Dataset rows describing interfaces:

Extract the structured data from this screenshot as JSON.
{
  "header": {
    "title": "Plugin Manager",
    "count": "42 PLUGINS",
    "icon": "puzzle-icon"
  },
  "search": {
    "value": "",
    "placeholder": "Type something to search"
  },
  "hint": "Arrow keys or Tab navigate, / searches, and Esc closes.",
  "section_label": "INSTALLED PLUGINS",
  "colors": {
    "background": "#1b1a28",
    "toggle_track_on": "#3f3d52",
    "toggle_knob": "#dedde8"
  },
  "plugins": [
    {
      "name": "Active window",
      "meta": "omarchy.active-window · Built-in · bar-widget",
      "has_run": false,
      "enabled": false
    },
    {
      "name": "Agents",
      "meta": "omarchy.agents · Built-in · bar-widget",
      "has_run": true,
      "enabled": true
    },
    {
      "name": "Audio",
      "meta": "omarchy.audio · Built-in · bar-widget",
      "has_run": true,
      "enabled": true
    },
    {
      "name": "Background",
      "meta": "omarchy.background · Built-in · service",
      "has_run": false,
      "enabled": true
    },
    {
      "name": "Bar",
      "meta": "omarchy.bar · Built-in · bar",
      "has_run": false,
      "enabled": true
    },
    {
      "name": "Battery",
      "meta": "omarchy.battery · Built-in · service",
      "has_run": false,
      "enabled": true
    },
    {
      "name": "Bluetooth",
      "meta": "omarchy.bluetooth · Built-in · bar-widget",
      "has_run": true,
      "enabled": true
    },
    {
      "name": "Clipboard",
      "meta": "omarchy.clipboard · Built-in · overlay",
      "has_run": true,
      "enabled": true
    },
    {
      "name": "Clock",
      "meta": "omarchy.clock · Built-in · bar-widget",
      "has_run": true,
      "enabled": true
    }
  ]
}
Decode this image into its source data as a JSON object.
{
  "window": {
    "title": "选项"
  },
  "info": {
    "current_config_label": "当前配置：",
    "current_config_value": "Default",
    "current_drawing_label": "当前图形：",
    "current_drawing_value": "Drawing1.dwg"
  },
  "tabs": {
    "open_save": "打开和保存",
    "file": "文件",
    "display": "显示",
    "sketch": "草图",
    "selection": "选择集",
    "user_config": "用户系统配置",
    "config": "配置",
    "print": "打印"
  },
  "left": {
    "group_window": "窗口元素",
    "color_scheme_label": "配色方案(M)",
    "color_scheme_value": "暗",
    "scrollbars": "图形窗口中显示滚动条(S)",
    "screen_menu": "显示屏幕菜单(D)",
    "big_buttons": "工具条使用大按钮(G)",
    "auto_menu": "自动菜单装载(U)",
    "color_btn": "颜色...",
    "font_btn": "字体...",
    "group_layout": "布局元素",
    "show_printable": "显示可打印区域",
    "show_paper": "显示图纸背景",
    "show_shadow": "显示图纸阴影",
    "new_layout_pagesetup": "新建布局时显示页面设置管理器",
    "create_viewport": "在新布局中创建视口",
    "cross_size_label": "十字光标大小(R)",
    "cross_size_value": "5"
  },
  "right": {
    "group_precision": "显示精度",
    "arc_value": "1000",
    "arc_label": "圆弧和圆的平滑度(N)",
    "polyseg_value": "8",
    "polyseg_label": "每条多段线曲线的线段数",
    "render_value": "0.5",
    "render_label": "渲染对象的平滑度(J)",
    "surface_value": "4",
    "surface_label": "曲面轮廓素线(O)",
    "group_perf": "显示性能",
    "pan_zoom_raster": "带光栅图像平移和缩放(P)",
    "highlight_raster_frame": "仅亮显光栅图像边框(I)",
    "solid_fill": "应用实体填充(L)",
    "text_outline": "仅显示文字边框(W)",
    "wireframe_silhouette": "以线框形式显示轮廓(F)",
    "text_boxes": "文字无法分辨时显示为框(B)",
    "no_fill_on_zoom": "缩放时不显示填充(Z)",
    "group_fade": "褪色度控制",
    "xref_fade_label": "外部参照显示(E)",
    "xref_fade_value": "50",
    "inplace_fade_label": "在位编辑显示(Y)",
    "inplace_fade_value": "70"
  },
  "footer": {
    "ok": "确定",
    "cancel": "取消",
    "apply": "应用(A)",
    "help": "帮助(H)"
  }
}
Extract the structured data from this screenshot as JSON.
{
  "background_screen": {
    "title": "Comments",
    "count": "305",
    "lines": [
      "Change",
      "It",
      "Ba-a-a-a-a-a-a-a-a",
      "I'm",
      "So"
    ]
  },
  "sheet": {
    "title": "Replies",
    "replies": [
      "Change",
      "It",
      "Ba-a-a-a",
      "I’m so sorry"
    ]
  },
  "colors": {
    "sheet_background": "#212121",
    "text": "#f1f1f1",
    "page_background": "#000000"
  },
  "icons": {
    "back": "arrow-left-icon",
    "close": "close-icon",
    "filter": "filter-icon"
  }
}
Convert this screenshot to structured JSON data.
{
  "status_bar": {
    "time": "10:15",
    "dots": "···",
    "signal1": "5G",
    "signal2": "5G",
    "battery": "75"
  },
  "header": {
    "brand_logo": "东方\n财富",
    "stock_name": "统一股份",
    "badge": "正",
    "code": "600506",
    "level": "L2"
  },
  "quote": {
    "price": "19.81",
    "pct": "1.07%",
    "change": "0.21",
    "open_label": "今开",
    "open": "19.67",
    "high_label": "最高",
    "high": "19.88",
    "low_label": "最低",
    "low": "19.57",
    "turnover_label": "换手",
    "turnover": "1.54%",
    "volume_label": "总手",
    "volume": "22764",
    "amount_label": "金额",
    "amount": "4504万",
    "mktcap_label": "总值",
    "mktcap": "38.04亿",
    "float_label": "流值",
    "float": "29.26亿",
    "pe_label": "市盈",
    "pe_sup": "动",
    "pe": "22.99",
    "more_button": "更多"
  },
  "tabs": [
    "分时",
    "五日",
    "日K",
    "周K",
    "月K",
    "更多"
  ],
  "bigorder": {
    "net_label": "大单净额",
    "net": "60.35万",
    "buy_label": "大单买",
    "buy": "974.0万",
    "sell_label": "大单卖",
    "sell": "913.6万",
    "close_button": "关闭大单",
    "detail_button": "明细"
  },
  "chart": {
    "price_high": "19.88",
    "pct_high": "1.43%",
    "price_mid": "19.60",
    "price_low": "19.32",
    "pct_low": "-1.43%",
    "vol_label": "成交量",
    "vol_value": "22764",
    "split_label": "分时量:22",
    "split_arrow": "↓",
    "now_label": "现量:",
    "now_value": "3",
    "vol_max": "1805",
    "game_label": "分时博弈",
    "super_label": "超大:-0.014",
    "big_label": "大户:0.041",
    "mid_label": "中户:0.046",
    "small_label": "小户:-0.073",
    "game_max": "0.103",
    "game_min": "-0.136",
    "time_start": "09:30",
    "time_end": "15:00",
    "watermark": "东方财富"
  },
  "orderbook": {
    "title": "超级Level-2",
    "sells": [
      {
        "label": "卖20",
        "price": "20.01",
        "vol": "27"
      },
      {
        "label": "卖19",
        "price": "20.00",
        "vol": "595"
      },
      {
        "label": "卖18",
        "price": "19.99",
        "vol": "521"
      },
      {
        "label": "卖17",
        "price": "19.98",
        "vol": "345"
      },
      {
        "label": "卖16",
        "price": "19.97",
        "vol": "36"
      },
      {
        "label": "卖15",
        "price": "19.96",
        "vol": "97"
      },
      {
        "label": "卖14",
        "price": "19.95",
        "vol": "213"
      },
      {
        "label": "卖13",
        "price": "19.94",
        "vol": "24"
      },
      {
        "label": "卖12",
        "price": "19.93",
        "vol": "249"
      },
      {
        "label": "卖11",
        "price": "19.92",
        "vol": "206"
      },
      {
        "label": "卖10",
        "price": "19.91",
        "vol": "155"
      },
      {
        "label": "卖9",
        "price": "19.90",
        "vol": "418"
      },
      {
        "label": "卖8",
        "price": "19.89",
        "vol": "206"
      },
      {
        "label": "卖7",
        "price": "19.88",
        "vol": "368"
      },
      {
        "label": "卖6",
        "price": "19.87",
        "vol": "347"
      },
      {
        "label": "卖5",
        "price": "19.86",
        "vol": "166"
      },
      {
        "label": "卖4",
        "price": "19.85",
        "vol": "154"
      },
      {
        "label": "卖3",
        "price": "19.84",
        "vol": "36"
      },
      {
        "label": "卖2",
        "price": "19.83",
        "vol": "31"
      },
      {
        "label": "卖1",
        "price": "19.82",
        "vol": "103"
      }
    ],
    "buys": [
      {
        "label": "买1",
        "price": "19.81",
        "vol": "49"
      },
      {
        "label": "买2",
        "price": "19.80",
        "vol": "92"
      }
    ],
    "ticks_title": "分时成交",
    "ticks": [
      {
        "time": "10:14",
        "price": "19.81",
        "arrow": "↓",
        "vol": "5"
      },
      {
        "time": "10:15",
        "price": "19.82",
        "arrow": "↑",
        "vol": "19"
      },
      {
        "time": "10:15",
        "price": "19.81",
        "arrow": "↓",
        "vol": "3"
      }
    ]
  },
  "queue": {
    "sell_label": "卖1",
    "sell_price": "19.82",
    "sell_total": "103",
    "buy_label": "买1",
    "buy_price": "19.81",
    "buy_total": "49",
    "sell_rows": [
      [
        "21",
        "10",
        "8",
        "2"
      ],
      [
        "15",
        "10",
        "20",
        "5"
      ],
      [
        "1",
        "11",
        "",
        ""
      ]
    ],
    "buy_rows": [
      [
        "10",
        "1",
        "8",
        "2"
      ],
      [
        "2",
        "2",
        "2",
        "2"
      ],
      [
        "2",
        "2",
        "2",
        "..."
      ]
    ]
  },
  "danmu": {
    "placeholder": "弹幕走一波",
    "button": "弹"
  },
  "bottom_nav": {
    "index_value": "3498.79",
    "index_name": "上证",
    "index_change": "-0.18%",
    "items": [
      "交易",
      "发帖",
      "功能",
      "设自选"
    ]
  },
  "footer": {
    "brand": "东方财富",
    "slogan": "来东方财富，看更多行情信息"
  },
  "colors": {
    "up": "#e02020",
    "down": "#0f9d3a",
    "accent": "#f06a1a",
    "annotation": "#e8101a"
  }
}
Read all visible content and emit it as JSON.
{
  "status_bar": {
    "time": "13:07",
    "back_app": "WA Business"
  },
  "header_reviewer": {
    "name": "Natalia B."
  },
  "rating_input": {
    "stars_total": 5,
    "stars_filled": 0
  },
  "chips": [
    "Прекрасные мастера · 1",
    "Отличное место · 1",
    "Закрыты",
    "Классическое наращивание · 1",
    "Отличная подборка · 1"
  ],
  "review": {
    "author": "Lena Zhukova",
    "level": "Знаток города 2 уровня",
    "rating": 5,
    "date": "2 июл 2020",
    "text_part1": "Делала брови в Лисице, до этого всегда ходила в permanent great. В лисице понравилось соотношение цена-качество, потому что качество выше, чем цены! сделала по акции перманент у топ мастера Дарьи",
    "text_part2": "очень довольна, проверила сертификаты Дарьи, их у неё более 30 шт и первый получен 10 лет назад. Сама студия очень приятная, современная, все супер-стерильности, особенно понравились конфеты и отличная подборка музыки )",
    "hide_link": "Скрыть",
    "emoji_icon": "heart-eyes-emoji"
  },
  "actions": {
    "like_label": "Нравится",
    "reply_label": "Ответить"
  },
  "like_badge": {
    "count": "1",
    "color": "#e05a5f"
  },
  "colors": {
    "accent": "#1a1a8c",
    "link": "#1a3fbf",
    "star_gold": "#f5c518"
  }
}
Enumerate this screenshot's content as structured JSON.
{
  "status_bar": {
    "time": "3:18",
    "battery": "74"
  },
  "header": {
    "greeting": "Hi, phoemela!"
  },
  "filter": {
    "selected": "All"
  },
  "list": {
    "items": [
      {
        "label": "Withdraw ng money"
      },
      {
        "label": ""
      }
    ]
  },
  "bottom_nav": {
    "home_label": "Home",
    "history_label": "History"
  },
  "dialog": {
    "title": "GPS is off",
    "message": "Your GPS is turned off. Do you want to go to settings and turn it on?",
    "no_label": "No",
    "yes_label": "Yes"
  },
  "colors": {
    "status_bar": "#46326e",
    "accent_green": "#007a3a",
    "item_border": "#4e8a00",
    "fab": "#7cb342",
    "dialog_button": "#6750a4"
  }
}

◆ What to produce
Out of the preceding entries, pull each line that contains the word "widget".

◆ Written answer
      "meta": "omarchy.active-window · Built-in · bar-widget",
      "meta": "omarchy.agents · Built-in · bar-widget",
      "meta": "omarchy.audio · Built-in · bar-widget",
      "meta": "omarchy.bluetooth · Built-in · bar-widget",
      "meta": "omarchy.clock · Built-in · bar-widget",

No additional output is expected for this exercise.